▼

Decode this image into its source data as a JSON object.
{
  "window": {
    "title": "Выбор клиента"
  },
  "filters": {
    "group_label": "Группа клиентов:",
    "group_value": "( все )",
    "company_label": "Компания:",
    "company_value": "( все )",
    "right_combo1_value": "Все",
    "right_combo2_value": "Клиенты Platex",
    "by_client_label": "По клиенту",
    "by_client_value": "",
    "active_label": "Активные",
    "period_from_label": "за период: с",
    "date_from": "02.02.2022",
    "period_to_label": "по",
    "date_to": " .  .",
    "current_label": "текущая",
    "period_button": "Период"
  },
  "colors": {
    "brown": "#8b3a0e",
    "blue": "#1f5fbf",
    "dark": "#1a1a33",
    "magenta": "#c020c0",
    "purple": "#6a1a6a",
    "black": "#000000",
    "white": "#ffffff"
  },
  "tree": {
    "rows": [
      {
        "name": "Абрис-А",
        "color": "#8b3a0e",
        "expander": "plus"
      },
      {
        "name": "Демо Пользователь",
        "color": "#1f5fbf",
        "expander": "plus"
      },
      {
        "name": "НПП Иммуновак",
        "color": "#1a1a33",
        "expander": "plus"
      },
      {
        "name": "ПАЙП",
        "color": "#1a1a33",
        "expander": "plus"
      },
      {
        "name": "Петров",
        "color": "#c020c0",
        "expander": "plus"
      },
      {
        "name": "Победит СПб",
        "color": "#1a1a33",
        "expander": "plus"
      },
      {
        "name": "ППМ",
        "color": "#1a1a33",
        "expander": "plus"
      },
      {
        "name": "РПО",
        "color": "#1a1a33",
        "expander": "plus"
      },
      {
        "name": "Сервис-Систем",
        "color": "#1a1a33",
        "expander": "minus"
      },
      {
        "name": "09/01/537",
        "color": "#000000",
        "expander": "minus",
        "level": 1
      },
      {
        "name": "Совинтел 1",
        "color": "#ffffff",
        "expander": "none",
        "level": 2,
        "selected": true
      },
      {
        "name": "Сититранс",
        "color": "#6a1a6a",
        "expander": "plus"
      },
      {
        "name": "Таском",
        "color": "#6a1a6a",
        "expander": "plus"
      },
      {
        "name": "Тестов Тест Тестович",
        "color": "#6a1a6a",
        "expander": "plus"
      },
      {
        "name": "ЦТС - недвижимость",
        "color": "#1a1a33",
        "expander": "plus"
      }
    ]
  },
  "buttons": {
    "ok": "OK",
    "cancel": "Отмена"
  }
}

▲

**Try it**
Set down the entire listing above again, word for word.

**Exercise solution**
Decode this image into its source data as a JSON object.
{
  "window": {
    "title": "Выбор клиента"
  },
  "filters": {
    "group_label": "Группа клиентов:",
    "group_value": "( все )",
    "company_label": "Компания:",
    "company_value": "( все )",
    "right_combo1_value": "Все",
    "right_combo2_value": "Клиенты Platex",
    "by_client_label": "По клиенту",
    "by_client_value": "",
    "active_label": "Активные",
    "period_from_label": "за период: с",
    "date_from": "02.02.2022",
    "period_to_label": "по",
    "date_to": " .  .",
    "current_label": "текущая",
    "period_button": "Период"
  },
  "colors": {
    "brown": "#8b3a0e",
    "blue": "#1f5fbf",
    "dark": "#1a1a33",
    "magenta": "#c020c0",
    "purple": "#6a1a6a",
    "black": "#000000",
    "white": "#ffffff"
  },
  "tree": {
    "rows": [
      {
        "name": "Абрис-А",
        "color": "#8b3a0e",
        "expander": "plus"
      },
      {
        "name": "Демо Пользователь",
        "color": "#1f5fbf",
        "expander": "plus"
      },
      {
        "name": "НПП Иммуновак",
        "color": "#1a1a33",
        "expander": "plus"
      },
      {
        "name": "ПАЙП",
        "color": "#1a1a33",
        "expander": "plus"
      },
      {
        "name": "Петров",
        "color": "#c020c0",
        "expander": "plus"
      },
      {
        "name": "Победит СПб",
        "color": "#1a1a33",
        "expander": "plus"
      },
      {
        "name": "ППМ",
        "color": "#1a1a33",
        "expander": "plus"
      },
      {
        "name": "РПО",
        "color": "#1a1a33",
        "expander": "plus"
      },
      {
        "name": "Сервис-Систем",
        "color": "#1a1a33",
        "expander": "minus"
      },
      {
        "name": "09/01/537",
        "color": "#000000",
        "expander": "minus",
        "level": 1
      },
      {
        "name": "Совинтел 1",
        "color": "#ffffff",
        "expander": "none",
        "level": 2,
        "selected": true
      },
      {
        "name": "Сититранс",
        "color": "#6a1a6a",
        "expander": "plus"
      },
      {
        "name": "Таском",
        "color": "#6a1a6a",
        "expander": "plus"
      },
      {
        "name": "Тестов Тест Тестович",
        "color": "#6a1a6a",
        "expander": "plus"
      },
      {
        "name": "ЦТС - недвижимость",
        "color": "#1a1a33",
        "expander": "plus"
      }
    ]
  },
  "buttons": {
    "ok": "OK",
    "cancel": "Отмена"
  }
}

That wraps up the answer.